Go through the entries below. Copy each line in which "date" appears.
....
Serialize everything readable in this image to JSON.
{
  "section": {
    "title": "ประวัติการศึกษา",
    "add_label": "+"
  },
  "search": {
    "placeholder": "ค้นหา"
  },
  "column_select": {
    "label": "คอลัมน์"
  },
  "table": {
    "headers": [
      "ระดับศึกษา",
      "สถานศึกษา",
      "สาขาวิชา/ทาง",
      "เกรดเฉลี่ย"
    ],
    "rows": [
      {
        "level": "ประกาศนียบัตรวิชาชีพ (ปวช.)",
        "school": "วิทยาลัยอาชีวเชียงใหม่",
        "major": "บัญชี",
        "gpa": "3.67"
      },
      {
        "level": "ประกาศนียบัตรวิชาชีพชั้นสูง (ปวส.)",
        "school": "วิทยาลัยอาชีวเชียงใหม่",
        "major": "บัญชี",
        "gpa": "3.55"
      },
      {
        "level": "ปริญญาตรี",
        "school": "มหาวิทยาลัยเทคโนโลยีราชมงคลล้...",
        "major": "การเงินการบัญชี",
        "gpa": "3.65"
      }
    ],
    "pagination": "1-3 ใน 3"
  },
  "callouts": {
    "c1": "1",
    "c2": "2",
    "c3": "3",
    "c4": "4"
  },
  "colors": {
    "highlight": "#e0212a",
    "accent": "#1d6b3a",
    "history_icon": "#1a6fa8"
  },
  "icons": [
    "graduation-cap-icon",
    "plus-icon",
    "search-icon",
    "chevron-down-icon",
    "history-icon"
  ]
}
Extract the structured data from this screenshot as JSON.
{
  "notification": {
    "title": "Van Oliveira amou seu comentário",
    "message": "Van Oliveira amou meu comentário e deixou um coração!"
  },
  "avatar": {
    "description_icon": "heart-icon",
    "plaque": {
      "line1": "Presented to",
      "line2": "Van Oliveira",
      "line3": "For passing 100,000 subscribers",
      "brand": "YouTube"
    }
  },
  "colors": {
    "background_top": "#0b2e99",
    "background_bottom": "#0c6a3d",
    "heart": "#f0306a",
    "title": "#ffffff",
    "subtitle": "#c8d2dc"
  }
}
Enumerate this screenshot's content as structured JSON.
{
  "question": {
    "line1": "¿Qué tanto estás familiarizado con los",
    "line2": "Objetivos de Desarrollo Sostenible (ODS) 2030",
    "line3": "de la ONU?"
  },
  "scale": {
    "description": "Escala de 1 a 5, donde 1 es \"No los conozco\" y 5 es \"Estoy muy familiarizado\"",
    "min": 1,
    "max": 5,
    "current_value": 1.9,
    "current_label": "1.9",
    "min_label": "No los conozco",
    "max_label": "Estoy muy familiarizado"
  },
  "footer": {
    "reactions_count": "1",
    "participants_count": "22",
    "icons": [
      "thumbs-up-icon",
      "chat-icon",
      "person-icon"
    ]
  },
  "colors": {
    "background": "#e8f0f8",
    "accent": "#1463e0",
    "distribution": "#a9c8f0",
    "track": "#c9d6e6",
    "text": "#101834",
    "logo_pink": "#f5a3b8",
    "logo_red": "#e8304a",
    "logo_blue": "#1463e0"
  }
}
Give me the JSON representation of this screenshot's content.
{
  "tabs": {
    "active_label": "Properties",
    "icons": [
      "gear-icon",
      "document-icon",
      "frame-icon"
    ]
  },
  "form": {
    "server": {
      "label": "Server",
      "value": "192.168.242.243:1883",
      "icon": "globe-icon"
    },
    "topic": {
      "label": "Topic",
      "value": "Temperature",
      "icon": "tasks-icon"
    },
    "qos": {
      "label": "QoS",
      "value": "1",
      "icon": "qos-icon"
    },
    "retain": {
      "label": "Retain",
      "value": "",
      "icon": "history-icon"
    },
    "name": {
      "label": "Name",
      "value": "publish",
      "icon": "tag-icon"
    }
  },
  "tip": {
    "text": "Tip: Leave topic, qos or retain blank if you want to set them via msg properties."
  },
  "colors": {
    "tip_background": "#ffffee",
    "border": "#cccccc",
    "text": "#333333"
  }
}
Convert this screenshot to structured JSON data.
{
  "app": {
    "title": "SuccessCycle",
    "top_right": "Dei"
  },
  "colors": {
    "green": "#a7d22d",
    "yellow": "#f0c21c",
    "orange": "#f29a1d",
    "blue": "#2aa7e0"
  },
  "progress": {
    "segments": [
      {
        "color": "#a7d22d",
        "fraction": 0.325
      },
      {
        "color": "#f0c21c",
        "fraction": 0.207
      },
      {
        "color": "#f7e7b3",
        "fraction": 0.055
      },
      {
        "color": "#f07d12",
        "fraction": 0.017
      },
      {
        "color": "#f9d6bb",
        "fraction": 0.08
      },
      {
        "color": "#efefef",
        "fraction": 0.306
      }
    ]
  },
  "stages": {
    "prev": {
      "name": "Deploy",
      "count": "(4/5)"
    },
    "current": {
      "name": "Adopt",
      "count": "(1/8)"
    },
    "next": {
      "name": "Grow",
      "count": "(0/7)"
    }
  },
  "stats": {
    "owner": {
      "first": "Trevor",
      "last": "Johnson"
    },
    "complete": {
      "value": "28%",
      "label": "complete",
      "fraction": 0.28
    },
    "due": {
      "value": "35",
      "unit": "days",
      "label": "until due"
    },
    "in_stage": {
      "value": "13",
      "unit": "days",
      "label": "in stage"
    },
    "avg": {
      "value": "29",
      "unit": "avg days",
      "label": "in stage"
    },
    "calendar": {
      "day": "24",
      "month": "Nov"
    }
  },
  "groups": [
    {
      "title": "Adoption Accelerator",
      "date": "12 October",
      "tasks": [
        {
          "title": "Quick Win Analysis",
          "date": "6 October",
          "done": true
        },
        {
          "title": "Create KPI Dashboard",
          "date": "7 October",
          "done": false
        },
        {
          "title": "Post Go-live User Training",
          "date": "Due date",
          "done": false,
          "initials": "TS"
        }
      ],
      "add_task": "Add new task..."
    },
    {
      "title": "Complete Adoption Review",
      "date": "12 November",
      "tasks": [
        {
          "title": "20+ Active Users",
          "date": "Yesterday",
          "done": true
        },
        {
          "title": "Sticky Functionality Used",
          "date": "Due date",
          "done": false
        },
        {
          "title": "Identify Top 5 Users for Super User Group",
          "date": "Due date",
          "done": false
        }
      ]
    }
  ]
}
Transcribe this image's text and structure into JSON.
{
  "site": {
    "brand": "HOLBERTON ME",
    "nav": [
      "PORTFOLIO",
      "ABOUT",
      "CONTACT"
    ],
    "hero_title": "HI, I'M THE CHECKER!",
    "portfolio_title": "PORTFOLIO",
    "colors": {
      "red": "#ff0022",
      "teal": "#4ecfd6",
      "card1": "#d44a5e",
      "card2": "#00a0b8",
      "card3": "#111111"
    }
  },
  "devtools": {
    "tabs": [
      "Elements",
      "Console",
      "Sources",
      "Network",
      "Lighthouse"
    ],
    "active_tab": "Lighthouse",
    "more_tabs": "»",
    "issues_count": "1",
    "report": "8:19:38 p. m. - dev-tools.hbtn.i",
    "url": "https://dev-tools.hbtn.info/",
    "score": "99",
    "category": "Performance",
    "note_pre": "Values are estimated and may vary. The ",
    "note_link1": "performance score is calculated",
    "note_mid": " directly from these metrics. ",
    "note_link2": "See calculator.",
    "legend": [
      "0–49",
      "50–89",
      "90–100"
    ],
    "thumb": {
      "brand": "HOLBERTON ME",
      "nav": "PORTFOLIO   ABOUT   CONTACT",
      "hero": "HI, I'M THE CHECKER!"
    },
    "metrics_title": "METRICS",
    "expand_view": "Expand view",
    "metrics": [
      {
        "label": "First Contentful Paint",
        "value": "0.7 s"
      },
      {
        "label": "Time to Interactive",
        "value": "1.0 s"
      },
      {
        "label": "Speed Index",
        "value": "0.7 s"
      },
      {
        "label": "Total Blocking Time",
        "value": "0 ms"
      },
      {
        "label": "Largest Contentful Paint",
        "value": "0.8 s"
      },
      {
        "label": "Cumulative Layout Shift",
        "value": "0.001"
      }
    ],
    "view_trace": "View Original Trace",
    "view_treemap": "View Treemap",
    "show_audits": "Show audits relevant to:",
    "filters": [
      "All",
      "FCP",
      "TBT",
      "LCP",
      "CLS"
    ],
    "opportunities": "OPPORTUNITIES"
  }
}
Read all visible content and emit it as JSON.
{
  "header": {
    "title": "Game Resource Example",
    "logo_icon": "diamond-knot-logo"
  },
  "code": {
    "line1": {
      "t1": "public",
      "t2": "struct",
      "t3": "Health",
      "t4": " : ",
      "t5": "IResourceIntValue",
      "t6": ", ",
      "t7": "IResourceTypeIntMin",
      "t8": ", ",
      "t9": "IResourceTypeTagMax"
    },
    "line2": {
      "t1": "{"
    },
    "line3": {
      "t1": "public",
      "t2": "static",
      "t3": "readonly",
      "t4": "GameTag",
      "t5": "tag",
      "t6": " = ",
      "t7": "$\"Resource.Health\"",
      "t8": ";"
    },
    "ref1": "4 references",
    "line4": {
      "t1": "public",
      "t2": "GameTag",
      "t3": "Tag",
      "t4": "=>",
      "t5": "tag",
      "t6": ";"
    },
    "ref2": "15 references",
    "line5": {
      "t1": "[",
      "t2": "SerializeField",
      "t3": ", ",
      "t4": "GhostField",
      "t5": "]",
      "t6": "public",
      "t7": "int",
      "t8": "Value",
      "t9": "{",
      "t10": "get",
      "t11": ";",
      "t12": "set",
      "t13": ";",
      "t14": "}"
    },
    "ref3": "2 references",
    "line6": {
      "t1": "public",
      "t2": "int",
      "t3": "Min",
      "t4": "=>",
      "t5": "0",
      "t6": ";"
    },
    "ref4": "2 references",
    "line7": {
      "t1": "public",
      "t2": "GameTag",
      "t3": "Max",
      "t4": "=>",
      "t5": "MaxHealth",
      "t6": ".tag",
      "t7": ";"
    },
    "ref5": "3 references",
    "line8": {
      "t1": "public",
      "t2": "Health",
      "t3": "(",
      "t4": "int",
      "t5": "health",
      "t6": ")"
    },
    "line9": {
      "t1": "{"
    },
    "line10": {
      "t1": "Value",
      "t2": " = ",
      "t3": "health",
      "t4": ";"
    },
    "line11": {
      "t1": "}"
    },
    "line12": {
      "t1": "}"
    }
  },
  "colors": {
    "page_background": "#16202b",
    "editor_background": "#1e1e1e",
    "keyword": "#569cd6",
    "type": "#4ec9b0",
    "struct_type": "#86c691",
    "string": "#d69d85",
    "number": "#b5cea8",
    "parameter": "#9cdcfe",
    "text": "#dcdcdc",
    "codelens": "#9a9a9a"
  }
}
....
## Output for this exercise
      "date": "12 October",
          "date": "6 October",
          "date": "7 October",
          "date": "Due date",
      "date": "12 November",
          "date": "Yesterday",
          "date": "Due date",
          "date": "Due date",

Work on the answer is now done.